Topical Information

This lab will help you practice with classes.

Program Information

From time to time in programming, it comes in handy to be able to determine how long it takes/took to perform a certain action(s). (See, for instance, the sort timing lab.)

You are to write a class which will allow an easy interface to the computer's timing facilities. When you first create a Timer object, it should be set to a 'stop' state. When the programmer wants to use it to time something, they can call the start() method before the 'something' executes and then call the stop() method afterward the 'something' finishes. To determine how long the 'something' took, they'll call the elapsed() method. This elapsed time will be reported in (whole) seconds.

Unfortunately, this describes extremely simple operation and may not suit all programmers' needs. To allow more general usage of the class, we'll also allow the programmer to start the timer at the object's declaration. We'll also allow the programmer to get the elapsed time whether the timer is still running or not. Finally, we'll provide an output() method so the programmer can directly print the currently elapsed time without having to retrieve it separately.

In addition, allow the programmer to subtract() and add() two Timer objects to receive a Timer object that is the difference/total of the original two Timers' currently elapsed times. (The resulting object should not be running.)

Then we have to boobie-proof the class. Make sure that things work correctly if the programmer tries to get/print the elapsed time of a Timer object which has never been started. Make sure nothing goes wrong if the programmer tries to stop a Timer object that isn't currently running.

We won't need a reset() method since the programmer can simply call start() again to start over...
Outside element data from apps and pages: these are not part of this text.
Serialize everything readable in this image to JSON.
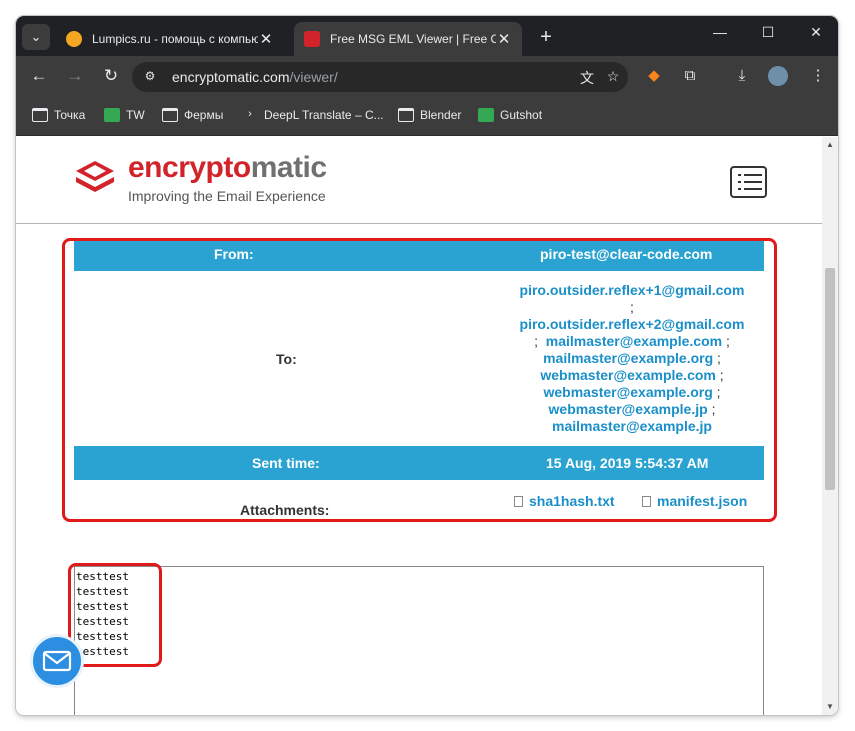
{
  "browser": {
    "tabs": [
      {
        "title": "Lumpics.ru - помощь с компьютером",
        "favicon_color": "#f5a623",
        "active": false
      },
      {
        "title": "Free MSG EML Viewer | Free Online",
        "favicon_color": "#d2232a",
        "active": true
      }
    ],
    "url_host": "encryptomatic.com",
    "url_path": "/viewer/",
    "bookmarks": [
      "Точка",
      "TW",
      "Фермы",
      "DeepL Translate – C...",
      "Blender",
      "Gutshot"
    ]
  },
  "site": {
    "logo_red": "encrypto",
    "logo_gray": "matic",
    "tagline": "Improving the Email Experience"
  },
  "email": {
    "from_label": "From:",
    "from_value": "piro-test@clear-code.com",
    "to_label": "To:",
    "to_addresses": [
      "piro.outsider.reflex+1@gmail.com",
      "piro.outsider.reflex+2@gmail.com",
      "mailmaster@example.com",
      "mailmaster@example.org",
      "webmaster@example.com",
      "webmaster@example.org",
      "webmaster@example.jp",
      "mailmaster@example.jp"
    ],
    "separator": ";",
    "sent_label": "Sent time:",
    "sent_value": "15 Aug, 2019 5:54:37 AM",
    "attachments_label": "Attachments:",
    "attachments": [
      "sha1hash.txt",
      "manifest.json"
    ],
    "body_lines": [
      "testtest",
      "testtest",
      "testtest",
      "testtest",
      "testtest",
      "testtest"
    ]
  },
  "colors": {
    "header_blue": "#2ba3d2",
    "link_blue": "#1a8fc9",
    "brand_red": "#d2232a",
    "highlight_red": "#e01a1a"
  }
}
Finally, place your Timer class in a library and write a test application that makes sure it is working properly. The easiest way would be to print the current system time, start the Timer, and ask the tester to wait for a while before hitting Enter. Then, when they do hit Enter, stop the Timer and print both the Timer's elapsed seconds and the system time. Then the tester can check the elapsed time for themselves. Place this interaction in a yes/no loop so the tester can repeat the testing easily by simply saying 'yes' or 'no' to your question of whether or not to continue. (Of course, IGWOS that your loop should allow the tester to enter either y/n or the full words yes/no. But don't worry about them typing 'yellow' or 'Naugahyde' or whatever.)

Thought Provoking Questions
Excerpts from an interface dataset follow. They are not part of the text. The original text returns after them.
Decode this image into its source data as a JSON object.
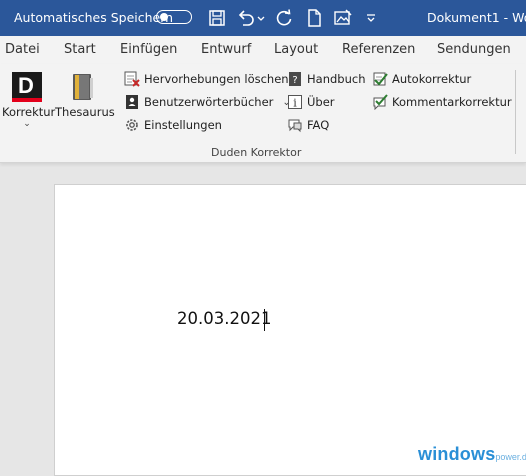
{
  "titlebar": {
    "autosave_label": "Automatisches Speichern",
    "doc_title": "Dokument1 - Wo"
  },
  "tabs": [
    {
      "label": "Datei"
    },
    {
      "label": "Start"
    },
    {
      "label": "Einfügen"
    },
    {
      "label": "Entwurf"
    },
    {
      "label": "Layout"
    },
    {
      "label": "Referenzen"
    },
    {
      "label": "Sendungen"
    }
  ],
  "ribbon": {
    "korrektur_label": "Korrektur",
    "thesaurus_label": "Thesaurus",
    "hervorhebungen_label": "Hervorhebungen löschen",
    "benutzer_label": "Benutzerwörterbücher",
    "einstellungen_label": "Einstellungen",
    "handbuch_label": "Handbuch",
    "ueber_label": "Über",
    "faq_label": "FAQ",
    "autokorrektur_label": "Autokorrektur",
    "kommentar_label": "Kommentarkorrektur",
    "group_label": "Duden Korrektor",
    "duden_logo_letter": "D"
  },
  "document": {
    "date_text": "20.03.2021"
  },
  "watermark": {
    "main": "windows",
    "sub": "power.de"
  },
  "colors": {
    "titlebar": "#2b579a",
    "watermark": "#2a8fd6"
  }
}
  1. How many data members do you have? What data types are they? Where is this data type declared? (Don't forget to #include any standard libraries you need!)
  2. How many constructors do you have? What is the purpose of each (i.e. in what situation would 'the programmer' use each; or in what situation would each be used by the compiler on behalf of the programmer)?
  3. Is it okay that the mutators for the run state of the Timer are not named in the standard way? (i.e. They don't start with set_.)
  4. Is it okay that the accessor for the elapsed seconds of the Timer is not named in the standard way? (i.e. It doesn't start with get_.)
  5. Does your output() method print anything besides the elapsed seconds (even an endl)? Why should it not?
  6. Does your add() method change the value of the calling object? Should it? (Hint: Does the compiler change x when you have 'x + y' in your program? What about y?) Does/Should your add() method change the other Timer object? Does this extend to subtraction(), too?
  7. Why is an input method not a good/reasonable idea for the Timer class?
  8. Why don't you have a mutator for the elapsed time?
  9. The proposed driver/test 'app' doesn't really test all of your class' functionality, does it? Indicate specifically which methods are never tested and make suggestions to remedy these deficiencies. (Note: some methods will be explicitly tested and others will be implicitly tested. Be careful!) (Note: you need not correct the deficiencies in your program unless you choose the option below.)

This assignment is (Level 3).


Total Level Possible

If you did all above options, this lab could be worth as much as (Level 7+).